How to complete this task: Print the records below exactly, with no pictures.

=== Section Start ===

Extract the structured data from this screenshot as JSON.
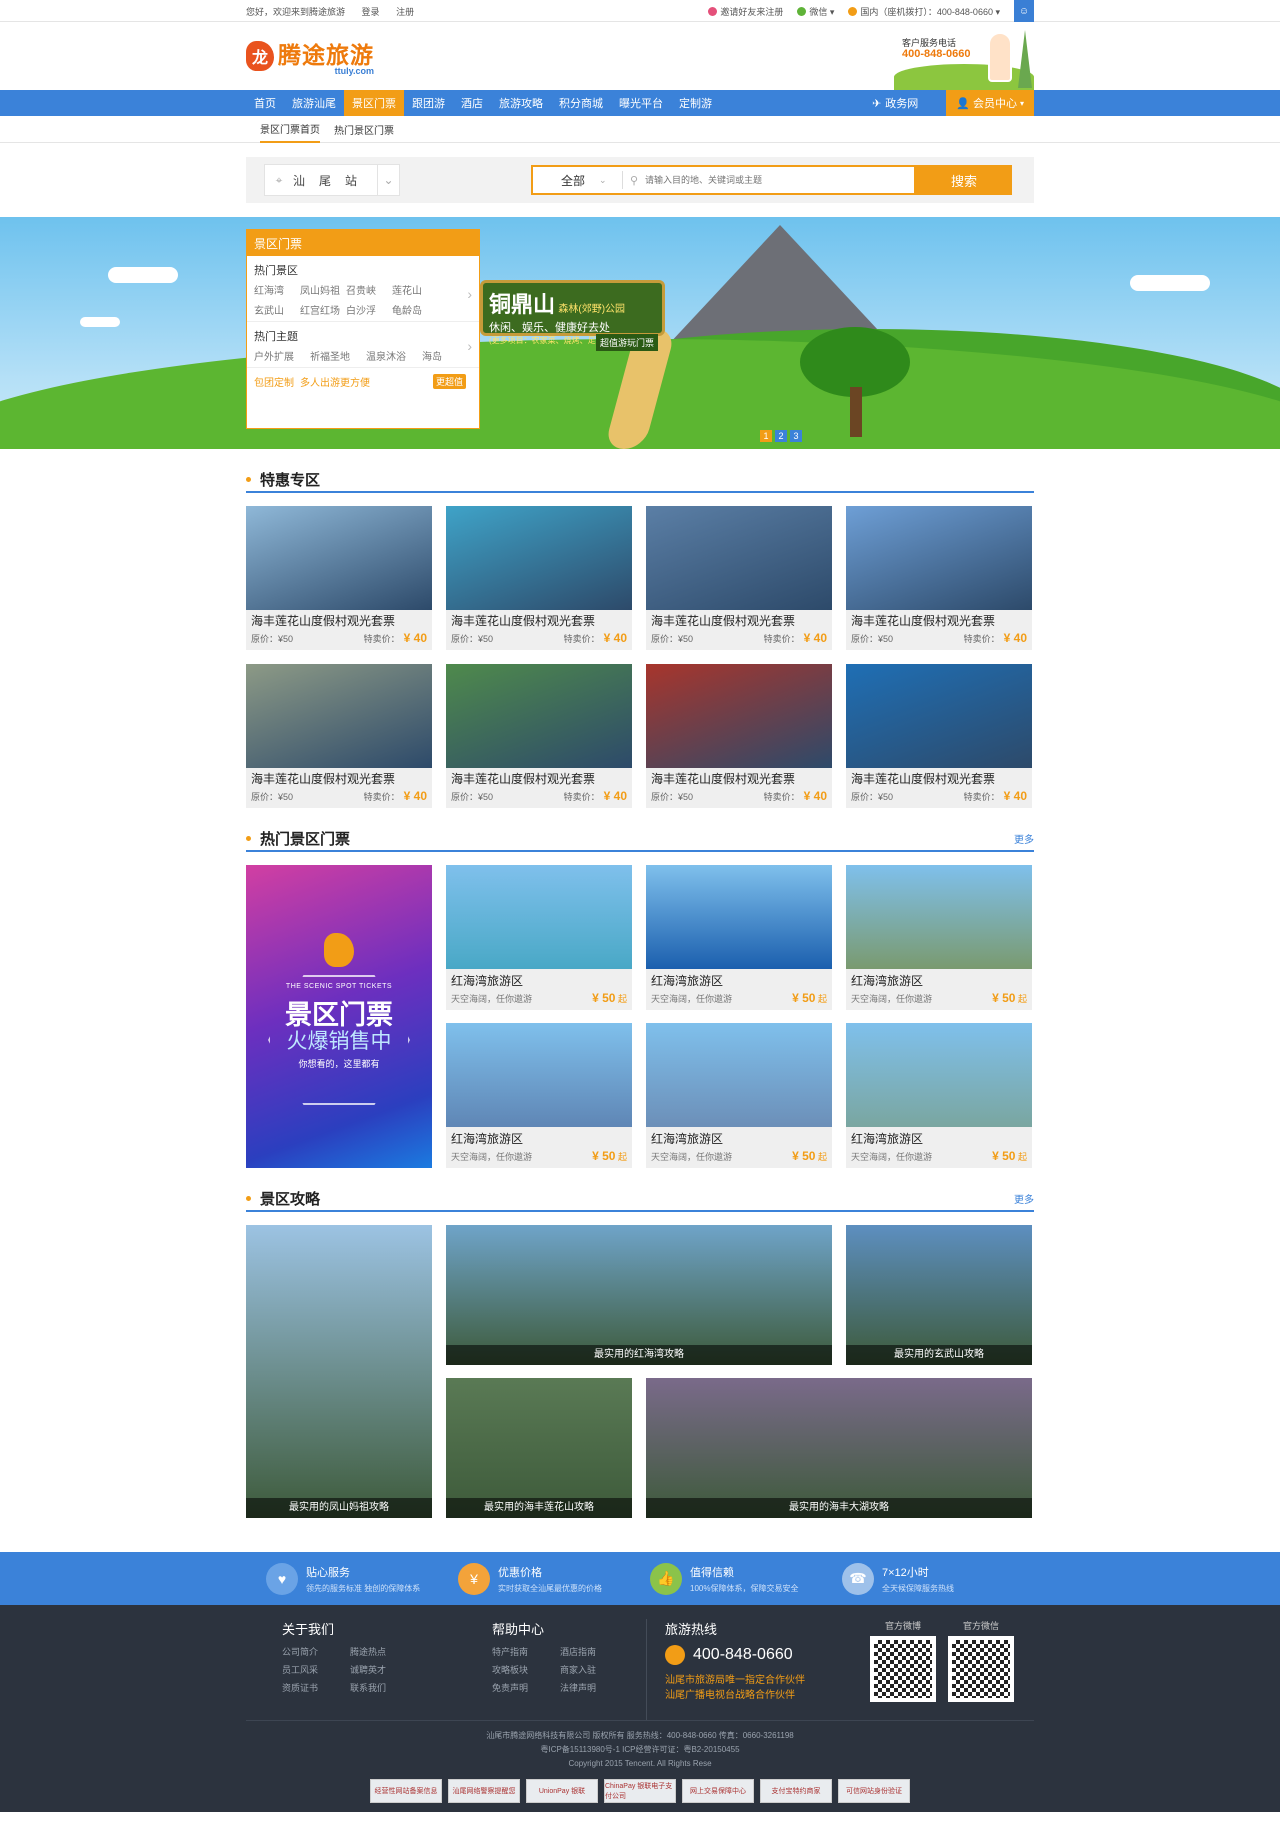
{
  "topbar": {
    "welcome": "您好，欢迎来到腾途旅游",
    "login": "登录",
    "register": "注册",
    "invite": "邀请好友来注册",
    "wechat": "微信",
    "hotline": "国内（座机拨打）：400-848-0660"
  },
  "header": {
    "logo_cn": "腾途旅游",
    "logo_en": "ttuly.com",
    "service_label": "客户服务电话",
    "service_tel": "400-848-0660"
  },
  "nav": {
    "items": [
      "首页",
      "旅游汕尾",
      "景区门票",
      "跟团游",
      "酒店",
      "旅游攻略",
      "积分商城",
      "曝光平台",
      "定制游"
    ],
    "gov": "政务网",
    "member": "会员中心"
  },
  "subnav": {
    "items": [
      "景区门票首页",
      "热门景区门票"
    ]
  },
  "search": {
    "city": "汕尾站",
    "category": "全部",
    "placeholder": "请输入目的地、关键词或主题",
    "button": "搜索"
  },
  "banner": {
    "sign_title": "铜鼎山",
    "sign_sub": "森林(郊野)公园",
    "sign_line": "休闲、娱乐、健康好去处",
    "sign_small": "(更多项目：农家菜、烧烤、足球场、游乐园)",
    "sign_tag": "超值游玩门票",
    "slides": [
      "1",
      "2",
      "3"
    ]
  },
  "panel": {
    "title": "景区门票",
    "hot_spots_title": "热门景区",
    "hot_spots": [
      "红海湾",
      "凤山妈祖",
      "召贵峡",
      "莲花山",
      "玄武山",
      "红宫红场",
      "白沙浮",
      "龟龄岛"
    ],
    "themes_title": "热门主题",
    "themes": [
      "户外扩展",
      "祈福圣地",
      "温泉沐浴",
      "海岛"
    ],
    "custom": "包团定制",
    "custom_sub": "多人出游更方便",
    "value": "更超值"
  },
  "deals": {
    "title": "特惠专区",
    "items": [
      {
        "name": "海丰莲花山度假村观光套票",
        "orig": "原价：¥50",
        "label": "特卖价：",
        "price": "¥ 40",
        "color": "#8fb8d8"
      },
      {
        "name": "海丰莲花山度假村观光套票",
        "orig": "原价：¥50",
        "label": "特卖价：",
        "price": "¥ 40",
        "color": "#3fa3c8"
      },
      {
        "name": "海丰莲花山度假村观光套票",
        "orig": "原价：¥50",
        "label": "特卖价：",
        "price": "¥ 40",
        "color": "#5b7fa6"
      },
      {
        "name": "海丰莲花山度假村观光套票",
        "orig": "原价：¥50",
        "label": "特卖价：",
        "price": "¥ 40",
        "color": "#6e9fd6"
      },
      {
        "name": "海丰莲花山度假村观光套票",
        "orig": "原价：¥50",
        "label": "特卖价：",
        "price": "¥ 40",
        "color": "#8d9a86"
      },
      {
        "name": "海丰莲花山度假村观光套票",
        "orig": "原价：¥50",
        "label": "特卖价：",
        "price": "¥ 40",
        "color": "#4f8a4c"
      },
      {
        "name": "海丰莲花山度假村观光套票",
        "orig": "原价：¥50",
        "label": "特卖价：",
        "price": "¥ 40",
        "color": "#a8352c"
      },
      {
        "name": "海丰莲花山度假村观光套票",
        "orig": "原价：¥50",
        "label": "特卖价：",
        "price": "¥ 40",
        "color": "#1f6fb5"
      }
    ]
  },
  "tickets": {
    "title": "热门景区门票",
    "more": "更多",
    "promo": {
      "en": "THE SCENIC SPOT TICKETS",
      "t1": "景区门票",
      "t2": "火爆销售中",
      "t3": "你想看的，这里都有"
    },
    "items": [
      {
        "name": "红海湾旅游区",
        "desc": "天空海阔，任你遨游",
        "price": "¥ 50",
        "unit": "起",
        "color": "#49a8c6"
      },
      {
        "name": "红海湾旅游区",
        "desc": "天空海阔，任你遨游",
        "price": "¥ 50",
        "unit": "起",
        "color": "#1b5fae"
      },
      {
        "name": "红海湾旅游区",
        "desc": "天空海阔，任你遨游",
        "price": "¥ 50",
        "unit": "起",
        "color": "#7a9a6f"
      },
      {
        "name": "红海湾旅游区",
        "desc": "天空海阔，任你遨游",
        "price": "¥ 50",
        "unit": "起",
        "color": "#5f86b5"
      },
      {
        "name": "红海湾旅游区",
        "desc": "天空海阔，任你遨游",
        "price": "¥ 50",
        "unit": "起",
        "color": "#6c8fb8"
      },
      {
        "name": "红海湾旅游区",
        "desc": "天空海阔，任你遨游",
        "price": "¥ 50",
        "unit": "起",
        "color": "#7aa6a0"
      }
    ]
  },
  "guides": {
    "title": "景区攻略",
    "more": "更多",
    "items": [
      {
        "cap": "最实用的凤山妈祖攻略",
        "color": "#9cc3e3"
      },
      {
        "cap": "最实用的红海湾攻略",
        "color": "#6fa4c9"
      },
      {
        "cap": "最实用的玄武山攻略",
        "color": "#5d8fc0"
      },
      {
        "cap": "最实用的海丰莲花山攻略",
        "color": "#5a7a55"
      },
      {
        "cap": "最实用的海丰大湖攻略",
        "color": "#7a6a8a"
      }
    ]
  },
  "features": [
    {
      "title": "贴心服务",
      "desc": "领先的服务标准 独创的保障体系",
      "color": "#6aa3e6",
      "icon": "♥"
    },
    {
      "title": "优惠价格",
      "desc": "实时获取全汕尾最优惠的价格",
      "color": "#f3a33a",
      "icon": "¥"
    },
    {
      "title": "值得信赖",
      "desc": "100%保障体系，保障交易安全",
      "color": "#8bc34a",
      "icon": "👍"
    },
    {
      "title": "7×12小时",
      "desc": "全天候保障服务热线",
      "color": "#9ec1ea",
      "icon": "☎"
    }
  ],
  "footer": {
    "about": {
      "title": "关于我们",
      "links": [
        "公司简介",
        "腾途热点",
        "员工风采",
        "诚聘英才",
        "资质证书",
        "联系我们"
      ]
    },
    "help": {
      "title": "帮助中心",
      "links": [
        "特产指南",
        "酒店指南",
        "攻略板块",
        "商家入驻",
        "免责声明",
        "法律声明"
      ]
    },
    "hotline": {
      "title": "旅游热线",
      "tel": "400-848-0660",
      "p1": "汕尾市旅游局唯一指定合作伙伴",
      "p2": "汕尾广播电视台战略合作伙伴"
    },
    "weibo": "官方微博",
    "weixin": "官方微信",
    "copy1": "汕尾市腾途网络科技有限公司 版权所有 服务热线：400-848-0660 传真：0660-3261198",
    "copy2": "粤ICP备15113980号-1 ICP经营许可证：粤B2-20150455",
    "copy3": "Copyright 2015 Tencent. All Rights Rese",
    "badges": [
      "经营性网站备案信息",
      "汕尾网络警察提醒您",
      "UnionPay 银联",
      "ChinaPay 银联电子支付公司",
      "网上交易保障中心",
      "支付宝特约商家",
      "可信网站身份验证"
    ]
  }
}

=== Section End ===

Output for this exercise:
Extract the structured data from this screenshot as JSON.
{
  "topbar": {
    "welcome": "您好，欢迎来到腾途旅游",
    "login": "登录",
    "register": "注册",
    "invite": "邀请好友来注册",
    "wechat": "微信",
    "hotline": "国内（座机拨打）：400-848-0660"
  },
  "header": {
    "logo_cn": "腾途旅游",
    "logo_en": "ttuly.com",
    "service_label": "客户服务电话",
    "service_tel": "400-848-0660"
  },
  "nav": {
    "items": [
      "首页",
      "旅游汕尾",
      "景区门票",
      "跟团游",
      "酒店",
      "旅游攻略",
      "积分商城",
      "曝光平台",
      "定制游"
    ],
    "gov": "政务网",
    "member": "会员中心"
  },
  "subnav": {
    "items": [
      "景区门票首页",
      "热门景区门票"
    ]
  },
  "search": {
    "city": "汕尾站",
    "category": "全部",
    "placeholder": "请输入目的地、关键词或主题",
    "button": "搜索"
  },
  "banner": {
    "sign_title": "铜鼎山",
    "sign_sub": "森林(郊野)公园",
    "sign_line": "休闲、娱乐、健康好去处",
    "sign_small": "(更多项目：农家菜、烧烤、足球场、游乐园)",
    "sign_tag": "超值游玩门票",
    "slides": [
      "1",
      "2",
      "3"
    ]
  },
  "panel": {
    "title": "景区门票",
    "hot_spots_title": "热门景区",
    "hot_spots": [
      "红海湾",
      "凤山妈祖",
      "召贵峡",
      "莲花山",
      "玄武山",
      "红宫红场",
      "白沙浮",
      "龟龄岛"
    ],
    "themes_title": "热门主题",
    "themes": [
      "户外扩展",
      "祈福圣地",
      "温泉沐浴",
      "海岛"
    ],
    "custom": "包团定制",
    "custom_sub": "多人出游更方便",
    "value": "更超值"
  },
  "deals": {
    "title": "特惠专区",
    "items": [
      {
        "name": "海丰莲花山度假村观光套票",
        "orig": "原价：¥50",
        "label": "特卖价：",
        "price": "¥ 40",
        "color": "#8fb8d8"
      },
      {
        "name": "海丰莲花山度假村观光套票",
        "orig": "原价：¥50",
        "label": "特卖价：",
        "price": "¥ 40",
        "color": "#3fa3c8"
      },
      {
        "name": "海丰莲花山度假村观光套票",
        "orig": "原价：¥50",
        "label": "特卖价：",
        "price": "¥ 40",
        "color": "#5b7fa6"
      },
      {
        "name": "海丰莲花山度假村观光套票",
        "orig": "原价：¥50",
        "label": "特卖价：",
        "price": "¥ 40",
        "color": "#6e9fd6"
      },
      {
        "name": "海丰莲花山度假村观光套票",
        "orig": "原价：¥50",
        "label": "特卖价：",
        "price": "¥ 40",
        "color": "#8d9a86"
      },
      {
        "name": "海丰莲花山度假村观光套票",
        "orig": "原价：¥50",
        "label": "特卖价：",
        "price": "¥ 40",
        "color": "#4f8a4c"
      },
      {
        "name": "海丰莲花山度假村观光套票",
        "orig": "原价：¥50",
        "label": "特卖价：",
        "price": "¥ 40",
        "color": "#a8352c"
      },
      {
        "name": "海丰莲花山度假村观光套票",
        "orig": "原价：¥50",
        "label": "特卖价：",
        "price": "¥ 40",
        "color": "#1f6fb5"
      }
    ]
  },
  "tickets": {
    "title": "热门景区门票",
    "more": "更多",
    "promo": {
      "en": "THE SCENIC SPOT TICKETS",
      "t1": "景区门票",
      "t2": "火爆销售中",
      "t3": "你想看的，这里都有"
    },
    "items": [
      {
        "name": "红海湾旅游区",
        "desc": "天空海阔，任你遨游",
        "price": "¥ 50",
        "unit": "起",
        "color": "#49a8c6"
      },
      {
        "name": "红海湾旅游区",
        "desc": "天空海阔，任你遨游",
        "price": "¥ 50",
        "unit": "起",
        "color": "#1b5fae"
      },
      {
        "name": "红海湾旅游区",
        "desc": "天空海阔，任你遨游",
        "price": "¥ 50",
        "unit": "起",
        "color": "#7a9a6f"
      },
      {
        "name": "红海湾旅游区",
        "desc": "天空海阔，任你遨游",
        "price": "¥ 50",
        "unit": "起",
        "color": "#5f86b5"
      },
      {
        "name": "红海湾旅游区",
        "desc": "天空海阔，任你遨游",
        "price": "¥ 50",
        "unit": "起",
        "color": "#6c8fb8"
      },
      {
        "name": "红海湾旅游区",
        "desc": "天空海阔，任你遨游",
        "price": "¥ 50",
        "unit": "起",
        "color": "#7aa6a0"
      }
    ]
  },
  "guides": {
    "title": "景区攻略",
    "more": "更多",
    "items": [
      {
        "cap": "最实用的凤山妈祖攻略",
        "color": "#9cc3e3"
      },
      {
        "cap": "最实用的红海湾攻略",
        "color": "#6fa4c9"
      },
      {
        "cap": "最实用的玄武山攻略",
        "color": "#5d8fc0"
      },
      {
        "cap": "最实用的海丰莲花山攻略",
        "color": "#5a7a55"
      },
      {
        "cap": "最实用的海丰大湖攻略",
        "color": "#7a6a8a"
      }
    ]
  },
  "features": [
    {
      "title": "贴心服务",
      "desc": "领先的服务标准 独创的保障体系",
      "color": "#6aa3e6",
      "icon": "♥"
    },
    {
      "title": "优惠价格",
      "desc": "实时获取全汕尾最优惠的价格",
      "color": "#f3a33a",
      "icon": "¥"
    },
    {
      "title": "值得信赖",
      "desc": "100%保障体系，保障交易安全",
      "color": "#8bc34a",
      "icon": "👍"
    },
    {
      "title": "7×12小时",
      "desc": "全天候保障服务热线",
      "color": "#9ec1ea",
      "icon": "☎"
    }
  ],
  "footer": {
    "about": {
      "title": "关于我们",
      "links": [
        "公司简介",
        "腾途热点",
        "员工风采",
        "诚聘英才",
        "资质证书",
        "联系我们"
      ]
    },
    "help": {
      "title": "帮助中心",
      "links": [
        "特产指南",
        "酒店指南",
        "攻略板块",
        "商家入驻",
        "免责声明",
        "法律声明"
      ]
    },
    "hotline": {
      "title": "旅游热线",
      "tel": "400-848-0660",
      "p1": "汕尾市旅游局唯一指定合作伙伴",
      "p2": "汕尾广播电视台战略合作伙伴"
    },
    "weibo": "官方微博",
    "weixin": "官方微信",
    "copy1": "汕尾市腾途网络科技有限公司 版权所有 服务热线：400-848-0660 传真：0660-3261198",
    "copy2": "粤ICP备15113980号-1 ICP经营许可证：粤B2-20150455",
    "copy3": "Copyright 2015 Tencent. All Rights Rese",
    "badges": [
      "经营性网站备案信息",
      "汕尾网络警察提醒您",
      "UnionPay 银联",
      "ChinaPay 银联电子支付公司",
      "网上交易保障中心",
      "支付宝特约商家",
      "可信网站身份验证"
    ]
  }
}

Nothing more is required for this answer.